Today the world’s minds focused on ESA’s tiny probe Huygens, about to start it’s lonely descent into the dense atmosphere of Titan in just a few hours, the most distant landing ever attempted. The data will relayed to NASA’s orbiting spacecraft Cassini and then it takes about one hour for the information to reach Earth. Even though it’s main mission is to analyze the atmosphere composition, Titan being the only moon in the solar system with an atmosphere, the most tickling thought is what will happen when it tries to land on the surface.
Will it crash, burn, freeze or actually send a picture from this distant world, so far unseen by any human eye? Is the surface solid or liquid? Will there be huge craters, vast channels or methane snow in the landscape? Terra incognita, indeed.
As an interesting side note, this wasn’t probably Earth’s first encounter with Titan since the two celestial bodies seems to have clashed earlier.

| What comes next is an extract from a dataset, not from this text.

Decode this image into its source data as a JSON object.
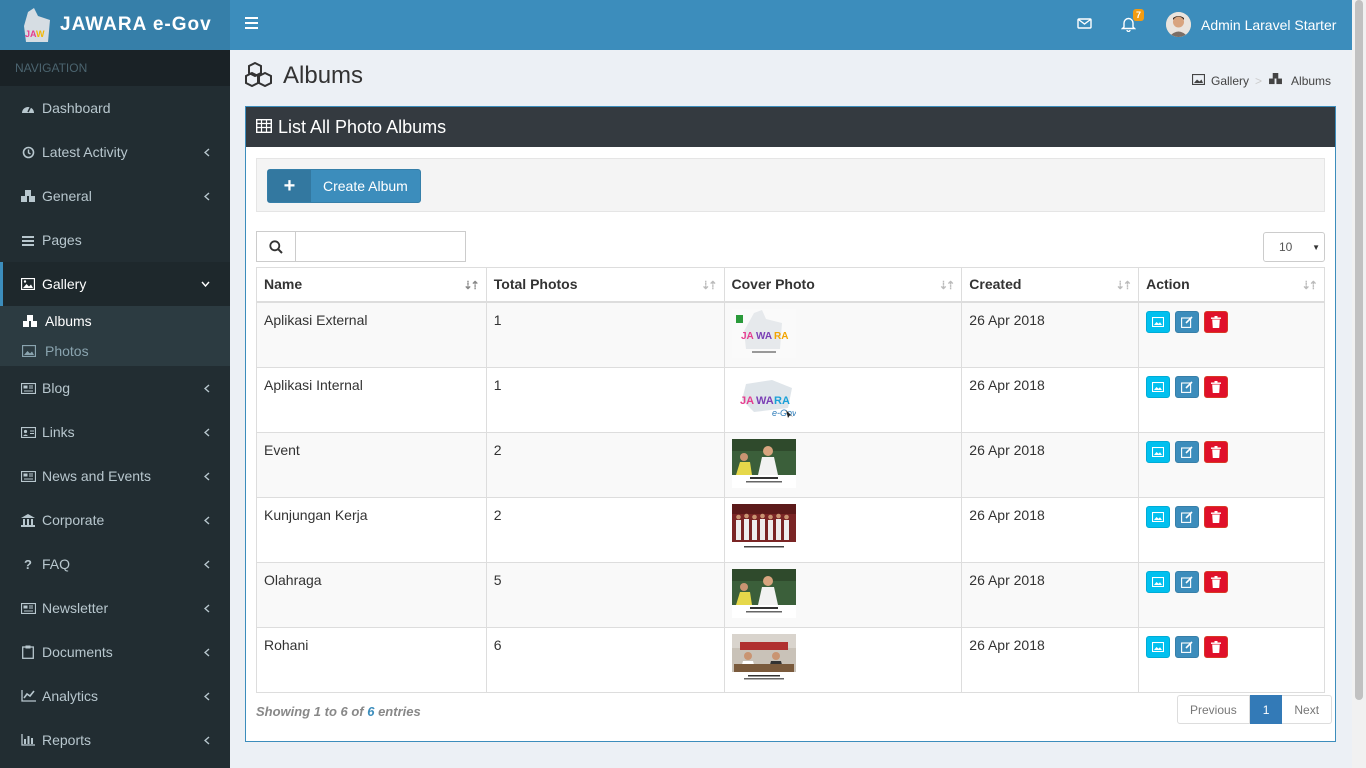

Clash of the titans, indeed.
Another interesting side note was the fact that it will wobble a bit during the descent, thus producing a Doppler effect to the communication waves which made the transmission exceed the narrow receiving spectra (limited due to cost issues, as always). Fortunately, the engineers cleverly found a patch for this problem and took care of the issue (how cool is that, btw?). Why is it that often software engineers have to correct the mistakes created by the hardware engineers?
Launched seven years ago, it is finally Christmas time for the people in Darmstadt. Good luck guys, the world is watching.